public hearings for fair share agreements, which allow

construction if the developer will help pay for road

improvements, such as turn lanes or wider streets, that ease

traffic congestion.

That drew sharp criticism from JaxPride President Lynda

Storkerson, who said yesterday her group would "come out with

all guns blazing" if there is no opportunity for "neighborhood

participation" in scrutinizing fair share applications.

Delaney will revise his proposal to include a forum for public

comment on the applications, city General Counsel Rick Mullaney

said yesterday.

"This is a work in progress," said Mullaney, who has been

working with Delaney on the bill filed with the City Council.

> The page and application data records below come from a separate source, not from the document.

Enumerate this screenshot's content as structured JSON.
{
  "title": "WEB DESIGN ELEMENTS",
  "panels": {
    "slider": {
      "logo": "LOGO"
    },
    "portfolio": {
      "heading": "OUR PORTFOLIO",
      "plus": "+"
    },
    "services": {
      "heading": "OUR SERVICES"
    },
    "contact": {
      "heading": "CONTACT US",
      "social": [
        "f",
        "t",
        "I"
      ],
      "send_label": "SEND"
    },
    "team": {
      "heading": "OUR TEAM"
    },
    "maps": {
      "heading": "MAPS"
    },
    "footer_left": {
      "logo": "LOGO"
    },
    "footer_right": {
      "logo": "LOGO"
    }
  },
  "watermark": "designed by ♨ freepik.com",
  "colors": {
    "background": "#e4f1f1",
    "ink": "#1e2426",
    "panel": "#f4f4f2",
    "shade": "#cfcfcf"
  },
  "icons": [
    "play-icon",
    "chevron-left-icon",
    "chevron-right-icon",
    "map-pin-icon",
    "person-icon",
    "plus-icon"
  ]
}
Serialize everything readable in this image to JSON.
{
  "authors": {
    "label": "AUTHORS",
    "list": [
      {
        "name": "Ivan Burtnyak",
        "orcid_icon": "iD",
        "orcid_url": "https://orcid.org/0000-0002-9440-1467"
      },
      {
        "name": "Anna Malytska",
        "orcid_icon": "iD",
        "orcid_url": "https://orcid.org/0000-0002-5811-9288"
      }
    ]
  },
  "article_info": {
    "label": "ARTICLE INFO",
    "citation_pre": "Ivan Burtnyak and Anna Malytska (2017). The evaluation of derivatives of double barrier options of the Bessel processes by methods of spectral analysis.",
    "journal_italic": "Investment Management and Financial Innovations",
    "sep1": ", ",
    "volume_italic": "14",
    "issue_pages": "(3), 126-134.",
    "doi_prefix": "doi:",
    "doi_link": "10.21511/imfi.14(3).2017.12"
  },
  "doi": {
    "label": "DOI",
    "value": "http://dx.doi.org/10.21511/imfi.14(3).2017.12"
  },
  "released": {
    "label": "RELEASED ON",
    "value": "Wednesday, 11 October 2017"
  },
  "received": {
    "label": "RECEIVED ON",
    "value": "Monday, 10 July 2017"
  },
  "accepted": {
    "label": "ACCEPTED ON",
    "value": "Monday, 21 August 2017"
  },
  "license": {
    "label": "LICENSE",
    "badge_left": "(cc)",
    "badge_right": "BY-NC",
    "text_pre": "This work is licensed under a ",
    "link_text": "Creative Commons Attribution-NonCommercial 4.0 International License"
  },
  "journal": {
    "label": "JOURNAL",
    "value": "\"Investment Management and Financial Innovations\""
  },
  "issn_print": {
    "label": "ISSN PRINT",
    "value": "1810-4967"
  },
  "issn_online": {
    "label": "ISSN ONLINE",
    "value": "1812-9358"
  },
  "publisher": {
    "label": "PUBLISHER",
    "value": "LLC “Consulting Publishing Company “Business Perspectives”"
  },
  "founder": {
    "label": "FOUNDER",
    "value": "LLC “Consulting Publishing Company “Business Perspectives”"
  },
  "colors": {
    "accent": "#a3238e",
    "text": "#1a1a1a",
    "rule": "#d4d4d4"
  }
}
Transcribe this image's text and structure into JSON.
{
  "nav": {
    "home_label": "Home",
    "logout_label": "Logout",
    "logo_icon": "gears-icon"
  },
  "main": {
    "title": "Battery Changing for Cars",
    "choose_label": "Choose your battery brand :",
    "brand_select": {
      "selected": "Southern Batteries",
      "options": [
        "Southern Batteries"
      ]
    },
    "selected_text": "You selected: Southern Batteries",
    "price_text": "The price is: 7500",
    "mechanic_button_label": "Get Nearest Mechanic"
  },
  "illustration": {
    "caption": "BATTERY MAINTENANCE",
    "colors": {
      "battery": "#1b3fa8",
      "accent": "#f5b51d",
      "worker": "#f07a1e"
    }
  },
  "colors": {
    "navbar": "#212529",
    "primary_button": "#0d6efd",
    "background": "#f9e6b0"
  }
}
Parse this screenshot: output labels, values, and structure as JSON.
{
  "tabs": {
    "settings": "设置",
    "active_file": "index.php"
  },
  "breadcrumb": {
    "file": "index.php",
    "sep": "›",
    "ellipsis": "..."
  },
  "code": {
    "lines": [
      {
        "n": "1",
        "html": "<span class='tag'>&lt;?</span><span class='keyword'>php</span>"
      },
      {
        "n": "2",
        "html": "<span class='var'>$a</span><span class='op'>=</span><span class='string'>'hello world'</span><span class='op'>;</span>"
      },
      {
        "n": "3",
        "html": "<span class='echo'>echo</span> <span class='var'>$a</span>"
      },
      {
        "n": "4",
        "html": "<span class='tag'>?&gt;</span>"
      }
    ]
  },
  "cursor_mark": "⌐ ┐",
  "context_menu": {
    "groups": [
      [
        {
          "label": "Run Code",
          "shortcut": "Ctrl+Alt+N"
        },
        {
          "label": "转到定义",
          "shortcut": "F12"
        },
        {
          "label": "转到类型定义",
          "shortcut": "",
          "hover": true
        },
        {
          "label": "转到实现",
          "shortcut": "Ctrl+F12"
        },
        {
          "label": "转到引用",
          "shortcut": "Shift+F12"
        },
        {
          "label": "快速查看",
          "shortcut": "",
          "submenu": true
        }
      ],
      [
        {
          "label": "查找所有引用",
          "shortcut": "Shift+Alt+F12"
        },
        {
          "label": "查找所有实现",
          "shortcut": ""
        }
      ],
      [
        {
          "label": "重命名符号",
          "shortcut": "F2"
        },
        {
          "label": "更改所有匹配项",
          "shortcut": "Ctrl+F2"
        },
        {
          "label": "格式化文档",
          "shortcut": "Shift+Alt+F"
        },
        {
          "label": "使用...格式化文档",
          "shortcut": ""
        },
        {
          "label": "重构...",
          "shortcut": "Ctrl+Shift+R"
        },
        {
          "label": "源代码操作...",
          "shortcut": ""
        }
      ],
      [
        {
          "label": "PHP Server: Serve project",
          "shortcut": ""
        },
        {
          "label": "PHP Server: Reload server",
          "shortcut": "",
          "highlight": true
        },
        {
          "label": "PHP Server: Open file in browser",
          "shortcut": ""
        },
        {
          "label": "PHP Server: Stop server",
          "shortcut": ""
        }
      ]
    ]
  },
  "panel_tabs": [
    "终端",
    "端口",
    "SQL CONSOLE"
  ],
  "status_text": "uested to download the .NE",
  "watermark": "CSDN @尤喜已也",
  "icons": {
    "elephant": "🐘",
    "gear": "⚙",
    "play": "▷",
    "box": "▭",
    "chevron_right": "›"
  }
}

Delaney has been grappling with how to create a faster

administrative procedure for fair share applications.

Those go now to the City Council for approval. Delaney's

proposal calls for an administrative procedure with five

officials: the mayor, council president, planning director,

Public Works director and finance director.

Some council members have rapped that change, saying the

council needs more involvement than just the council president.

The question of how to administer fair share agreements is

part of the city's growth management strategy. State law does

not allow new development unless the city's infrastructure can

handle it. In Jacksonville, overloaded roadways have

increasinglycaused development projects to fail that test of

"concurrency."

But state law also allows projects that fail concurrency to

proceed if the developer agrees to pay a "fair share" of what

the city must spend to make the needed improvements.

The city has had a policy allowing fair share agreements since

1996 but has so far only approved four. There were few

applications until this year, but 36 are currently on file.

Delaney had put a hold on those while he worked on setting up an

administrative system. He decided this week to allow those to

move forward while he takes more time to work on his proposal.

City Councilman Dick Kravitz said that in addition to the

council president, any administrative review should at least

include the district council member representing the area of the

proposed development, as well as the appropriate at-large

council member. …